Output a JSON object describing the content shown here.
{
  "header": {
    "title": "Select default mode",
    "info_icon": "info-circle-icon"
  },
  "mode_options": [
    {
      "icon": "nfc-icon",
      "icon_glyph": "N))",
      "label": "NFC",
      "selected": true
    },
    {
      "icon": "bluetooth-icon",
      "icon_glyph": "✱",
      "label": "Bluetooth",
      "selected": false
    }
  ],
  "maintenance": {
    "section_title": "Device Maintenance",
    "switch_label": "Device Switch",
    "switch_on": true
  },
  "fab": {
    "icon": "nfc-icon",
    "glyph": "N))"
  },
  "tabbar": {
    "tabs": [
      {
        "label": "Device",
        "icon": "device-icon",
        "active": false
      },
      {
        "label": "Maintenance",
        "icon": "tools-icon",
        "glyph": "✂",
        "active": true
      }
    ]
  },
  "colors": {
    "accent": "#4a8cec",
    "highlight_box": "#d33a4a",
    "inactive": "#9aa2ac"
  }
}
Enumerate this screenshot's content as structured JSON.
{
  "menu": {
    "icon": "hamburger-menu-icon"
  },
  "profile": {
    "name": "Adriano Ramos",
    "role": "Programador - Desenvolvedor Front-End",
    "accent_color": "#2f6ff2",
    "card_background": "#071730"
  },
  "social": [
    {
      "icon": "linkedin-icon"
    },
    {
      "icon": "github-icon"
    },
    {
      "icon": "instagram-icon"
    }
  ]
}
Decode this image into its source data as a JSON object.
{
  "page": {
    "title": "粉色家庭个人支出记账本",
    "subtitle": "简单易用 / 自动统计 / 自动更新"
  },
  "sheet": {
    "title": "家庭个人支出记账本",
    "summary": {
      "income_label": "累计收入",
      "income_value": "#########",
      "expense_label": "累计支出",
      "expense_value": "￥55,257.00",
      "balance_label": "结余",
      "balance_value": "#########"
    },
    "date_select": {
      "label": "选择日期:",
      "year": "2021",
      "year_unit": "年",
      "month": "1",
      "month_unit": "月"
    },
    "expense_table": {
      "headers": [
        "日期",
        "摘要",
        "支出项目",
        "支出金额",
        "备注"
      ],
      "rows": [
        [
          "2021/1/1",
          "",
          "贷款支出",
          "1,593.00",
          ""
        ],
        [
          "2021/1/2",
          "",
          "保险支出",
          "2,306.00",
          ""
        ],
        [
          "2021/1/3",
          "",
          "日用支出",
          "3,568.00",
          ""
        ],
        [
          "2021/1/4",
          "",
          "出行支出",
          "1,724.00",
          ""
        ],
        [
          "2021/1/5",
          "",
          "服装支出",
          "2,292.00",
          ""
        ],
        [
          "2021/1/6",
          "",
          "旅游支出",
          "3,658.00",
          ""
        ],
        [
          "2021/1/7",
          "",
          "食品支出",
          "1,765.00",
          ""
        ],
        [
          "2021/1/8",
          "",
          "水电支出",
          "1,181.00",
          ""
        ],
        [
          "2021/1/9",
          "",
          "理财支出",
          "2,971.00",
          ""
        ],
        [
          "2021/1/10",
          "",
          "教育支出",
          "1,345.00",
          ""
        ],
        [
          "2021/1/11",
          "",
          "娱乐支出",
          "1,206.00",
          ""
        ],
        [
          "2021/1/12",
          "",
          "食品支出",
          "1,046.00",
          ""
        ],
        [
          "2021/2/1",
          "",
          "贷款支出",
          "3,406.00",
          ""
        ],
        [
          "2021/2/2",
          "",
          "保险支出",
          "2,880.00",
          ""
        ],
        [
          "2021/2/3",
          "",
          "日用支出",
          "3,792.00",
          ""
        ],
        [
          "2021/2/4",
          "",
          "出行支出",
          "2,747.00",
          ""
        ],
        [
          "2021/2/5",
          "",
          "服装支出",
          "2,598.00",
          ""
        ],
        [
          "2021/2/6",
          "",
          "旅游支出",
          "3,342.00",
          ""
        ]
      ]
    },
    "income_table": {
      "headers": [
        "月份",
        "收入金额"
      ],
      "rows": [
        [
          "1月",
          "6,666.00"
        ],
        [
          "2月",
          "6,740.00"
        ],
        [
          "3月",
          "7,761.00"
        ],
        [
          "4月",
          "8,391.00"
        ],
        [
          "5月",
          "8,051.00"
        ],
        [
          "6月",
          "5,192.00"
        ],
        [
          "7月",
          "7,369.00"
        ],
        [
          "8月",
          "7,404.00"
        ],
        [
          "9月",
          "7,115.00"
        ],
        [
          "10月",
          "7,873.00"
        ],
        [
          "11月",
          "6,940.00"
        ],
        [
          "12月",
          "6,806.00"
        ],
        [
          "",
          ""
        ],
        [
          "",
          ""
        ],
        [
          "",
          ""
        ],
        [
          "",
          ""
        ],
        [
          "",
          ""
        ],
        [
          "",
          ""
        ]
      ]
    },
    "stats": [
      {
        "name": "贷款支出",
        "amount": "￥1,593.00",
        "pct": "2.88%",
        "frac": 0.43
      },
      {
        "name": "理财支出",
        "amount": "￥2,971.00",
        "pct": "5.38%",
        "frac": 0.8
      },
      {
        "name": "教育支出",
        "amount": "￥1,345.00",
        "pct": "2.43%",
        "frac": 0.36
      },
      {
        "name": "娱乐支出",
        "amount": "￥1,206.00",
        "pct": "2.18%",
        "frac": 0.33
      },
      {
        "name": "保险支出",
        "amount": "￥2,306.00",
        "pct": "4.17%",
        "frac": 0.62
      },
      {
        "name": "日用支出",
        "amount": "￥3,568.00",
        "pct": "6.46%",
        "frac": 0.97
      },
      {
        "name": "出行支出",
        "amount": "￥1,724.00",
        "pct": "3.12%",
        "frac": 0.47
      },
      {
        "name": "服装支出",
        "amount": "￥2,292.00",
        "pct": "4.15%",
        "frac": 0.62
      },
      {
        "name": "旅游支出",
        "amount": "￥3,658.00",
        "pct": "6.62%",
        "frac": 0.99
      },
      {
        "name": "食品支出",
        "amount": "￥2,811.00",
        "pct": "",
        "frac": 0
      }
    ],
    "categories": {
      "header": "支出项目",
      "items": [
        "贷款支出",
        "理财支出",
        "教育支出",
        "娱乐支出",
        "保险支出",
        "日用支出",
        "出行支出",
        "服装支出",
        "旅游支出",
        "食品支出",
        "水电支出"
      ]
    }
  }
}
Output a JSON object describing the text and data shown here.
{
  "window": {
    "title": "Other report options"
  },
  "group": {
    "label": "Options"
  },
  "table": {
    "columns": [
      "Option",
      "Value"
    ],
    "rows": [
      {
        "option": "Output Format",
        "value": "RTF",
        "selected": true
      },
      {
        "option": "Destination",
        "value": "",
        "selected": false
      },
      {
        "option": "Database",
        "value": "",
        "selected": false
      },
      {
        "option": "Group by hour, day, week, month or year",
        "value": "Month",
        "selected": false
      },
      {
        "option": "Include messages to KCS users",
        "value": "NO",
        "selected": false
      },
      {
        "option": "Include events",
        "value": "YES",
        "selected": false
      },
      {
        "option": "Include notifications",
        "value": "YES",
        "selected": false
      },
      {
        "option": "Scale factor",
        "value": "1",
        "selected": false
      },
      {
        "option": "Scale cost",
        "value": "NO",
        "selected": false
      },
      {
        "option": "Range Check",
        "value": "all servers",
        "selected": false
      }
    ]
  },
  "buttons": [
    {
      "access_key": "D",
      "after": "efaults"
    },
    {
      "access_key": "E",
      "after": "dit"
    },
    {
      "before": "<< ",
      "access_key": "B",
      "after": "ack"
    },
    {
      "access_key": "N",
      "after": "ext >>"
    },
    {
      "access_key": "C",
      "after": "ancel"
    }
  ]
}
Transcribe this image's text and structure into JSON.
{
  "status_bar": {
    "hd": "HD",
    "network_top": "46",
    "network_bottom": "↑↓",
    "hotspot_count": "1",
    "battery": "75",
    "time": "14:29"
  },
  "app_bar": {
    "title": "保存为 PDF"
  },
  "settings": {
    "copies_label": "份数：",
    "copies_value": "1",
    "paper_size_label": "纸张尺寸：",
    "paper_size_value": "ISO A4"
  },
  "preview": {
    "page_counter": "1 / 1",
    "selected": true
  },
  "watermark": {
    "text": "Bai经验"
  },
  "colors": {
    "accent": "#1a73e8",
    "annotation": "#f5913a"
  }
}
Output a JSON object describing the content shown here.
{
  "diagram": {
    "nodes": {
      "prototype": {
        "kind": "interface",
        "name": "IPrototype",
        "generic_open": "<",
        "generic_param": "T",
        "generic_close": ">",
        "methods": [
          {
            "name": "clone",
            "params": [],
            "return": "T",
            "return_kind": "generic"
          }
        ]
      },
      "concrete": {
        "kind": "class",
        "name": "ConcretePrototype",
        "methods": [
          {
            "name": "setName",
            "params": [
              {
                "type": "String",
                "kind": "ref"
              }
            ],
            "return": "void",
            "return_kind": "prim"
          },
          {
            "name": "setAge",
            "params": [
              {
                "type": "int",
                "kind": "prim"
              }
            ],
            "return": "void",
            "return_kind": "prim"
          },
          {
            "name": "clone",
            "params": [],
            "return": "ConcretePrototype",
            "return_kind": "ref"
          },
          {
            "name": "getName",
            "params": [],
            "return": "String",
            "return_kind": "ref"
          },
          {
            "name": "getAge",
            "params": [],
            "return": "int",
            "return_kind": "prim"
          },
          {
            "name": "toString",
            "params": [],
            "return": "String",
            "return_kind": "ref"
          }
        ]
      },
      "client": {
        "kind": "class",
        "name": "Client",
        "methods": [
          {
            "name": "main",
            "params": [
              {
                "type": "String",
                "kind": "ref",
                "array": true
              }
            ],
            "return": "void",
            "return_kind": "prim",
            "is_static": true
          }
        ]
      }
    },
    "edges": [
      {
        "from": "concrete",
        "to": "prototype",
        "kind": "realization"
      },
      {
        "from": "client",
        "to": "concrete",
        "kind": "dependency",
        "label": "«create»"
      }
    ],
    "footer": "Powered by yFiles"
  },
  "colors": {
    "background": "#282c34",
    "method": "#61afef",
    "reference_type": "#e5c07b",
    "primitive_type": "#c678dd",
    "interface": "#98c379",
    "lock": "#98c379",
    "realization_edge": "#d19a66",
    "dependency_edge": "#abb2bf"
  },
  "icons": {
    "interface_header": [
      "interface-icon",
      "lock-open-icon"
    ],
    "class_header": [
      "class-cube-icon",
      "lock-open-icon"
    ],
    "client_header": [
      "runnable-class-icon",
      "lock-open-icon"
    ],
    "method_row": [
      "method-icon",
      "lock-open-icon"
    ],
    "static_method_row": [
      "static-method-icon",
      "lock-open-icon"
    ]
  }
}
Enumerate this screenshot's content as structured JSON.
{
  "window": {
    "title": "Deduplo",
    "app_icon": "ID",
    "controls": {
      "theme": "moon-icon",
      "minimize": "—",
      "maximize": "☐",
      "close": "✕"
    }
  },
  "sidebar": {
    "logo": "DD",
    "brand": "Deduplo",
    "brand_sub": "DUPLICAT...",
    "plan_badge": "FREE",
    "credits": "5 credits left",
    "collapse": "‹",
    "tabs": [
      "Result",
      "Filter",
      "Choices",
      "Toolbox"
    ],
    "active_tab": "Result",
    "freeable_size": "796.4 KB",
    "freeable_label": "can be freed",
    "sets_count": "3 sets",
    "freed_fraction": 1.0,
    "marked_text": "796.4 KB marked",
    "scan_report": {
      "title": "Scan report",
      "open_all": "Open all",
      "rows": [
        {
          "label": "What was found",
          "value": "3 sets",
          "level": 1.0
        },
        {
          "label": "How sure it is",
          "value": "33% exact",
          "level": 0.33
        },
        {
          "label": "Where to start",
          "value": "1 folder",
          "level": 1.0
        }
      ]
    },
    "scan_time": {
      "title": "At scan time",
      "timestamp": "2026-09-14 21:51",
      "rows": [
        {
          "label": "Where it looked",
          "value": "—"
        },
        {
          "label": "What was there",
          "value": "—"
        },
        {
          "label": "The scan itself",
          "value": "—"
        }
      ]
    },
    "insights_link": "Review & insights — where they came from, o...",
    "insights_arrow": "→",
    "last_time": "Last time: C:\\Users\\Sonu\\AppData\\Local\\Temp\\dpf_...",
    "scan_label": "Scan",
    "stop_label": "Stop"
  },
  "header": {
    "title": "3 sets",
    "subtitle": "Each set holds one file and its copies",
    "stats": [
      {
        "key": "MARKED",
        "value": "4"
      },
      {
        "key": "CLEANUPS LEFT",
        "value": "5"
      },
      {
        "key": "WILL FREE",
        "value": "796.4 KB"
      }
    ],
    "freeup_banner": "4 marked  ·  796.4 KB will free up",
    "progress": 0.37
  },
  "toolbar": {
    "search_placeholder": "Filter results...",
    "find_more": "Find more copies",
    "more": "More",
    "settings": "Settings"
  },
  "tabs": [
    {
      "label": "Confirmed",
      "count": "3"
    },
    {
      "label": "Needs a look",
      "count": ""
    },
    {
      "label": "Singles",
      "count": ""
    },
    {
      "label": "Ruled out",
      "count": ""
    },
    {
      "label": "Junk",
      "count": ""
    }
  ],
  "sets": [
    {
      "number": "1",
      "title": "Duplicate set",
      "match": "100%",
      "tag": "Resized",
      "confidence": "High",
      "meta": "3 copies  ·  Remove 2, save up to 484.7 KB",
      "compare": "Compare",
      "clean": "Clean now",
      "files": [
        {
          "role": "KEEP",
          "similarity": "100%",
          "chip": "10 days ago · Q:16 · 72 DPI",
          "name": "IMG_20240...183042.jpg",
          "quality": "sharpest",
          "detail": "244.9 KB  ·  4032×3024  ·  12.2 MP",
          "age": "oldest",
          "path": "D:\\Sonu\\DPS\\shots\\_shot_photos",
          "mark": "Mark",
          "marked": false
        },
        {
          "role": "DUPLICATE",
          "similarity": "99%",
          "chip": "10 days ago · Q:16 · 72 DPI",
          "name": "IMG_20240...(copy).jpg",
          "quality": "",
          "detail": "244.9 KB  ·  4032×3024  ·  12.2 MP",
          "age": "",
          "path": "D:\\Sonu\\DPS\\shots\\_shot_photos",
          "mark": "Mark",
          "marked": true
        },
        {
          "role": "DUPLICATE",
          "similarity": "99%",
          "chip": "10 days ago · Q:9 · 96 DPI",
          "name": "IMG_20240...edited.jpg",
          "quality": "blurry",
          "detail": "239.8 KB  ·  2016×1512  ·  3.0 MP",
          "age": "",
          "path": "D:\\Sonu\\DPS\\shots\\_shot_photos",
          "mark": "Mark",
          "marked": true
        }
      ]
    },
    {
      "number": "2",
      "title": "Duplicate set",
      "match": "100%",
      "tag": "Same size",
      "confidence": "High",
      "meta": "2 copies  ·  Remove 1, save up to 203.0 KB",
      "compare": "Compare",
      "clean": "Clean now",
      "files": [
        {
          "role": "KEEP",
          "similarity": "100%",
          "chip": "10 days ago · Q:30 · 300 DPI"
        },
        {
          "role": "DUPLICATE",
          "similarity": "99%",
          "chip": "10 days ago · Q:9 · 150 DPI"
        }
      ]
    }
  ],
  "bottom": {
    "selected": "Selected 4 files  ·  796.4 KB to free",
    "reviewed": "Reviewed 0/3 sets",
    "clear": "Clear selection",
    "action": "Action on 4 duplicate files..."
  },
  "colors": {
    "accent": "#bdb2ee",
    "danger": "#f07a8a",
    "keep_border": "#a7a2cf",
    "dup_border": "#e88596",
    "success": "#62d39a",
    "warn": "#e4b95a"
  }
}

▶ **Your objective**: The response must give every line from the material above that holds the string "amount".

▶ **Result for this exercise**:
        "amount": "￥1,593.00",
        "amount": "￥2,971.00",
        "amount": "￥1,345.00",
        "amount": "￥1,206.00",
        "amount": "￥2,306.00",
        "amount": "￥3,568.00",
        "amount": "￥1,724.00",
        "amount": "￥2,292.00",
        "amount": "￥3,658.00",
        "amount": "￥2,811.00",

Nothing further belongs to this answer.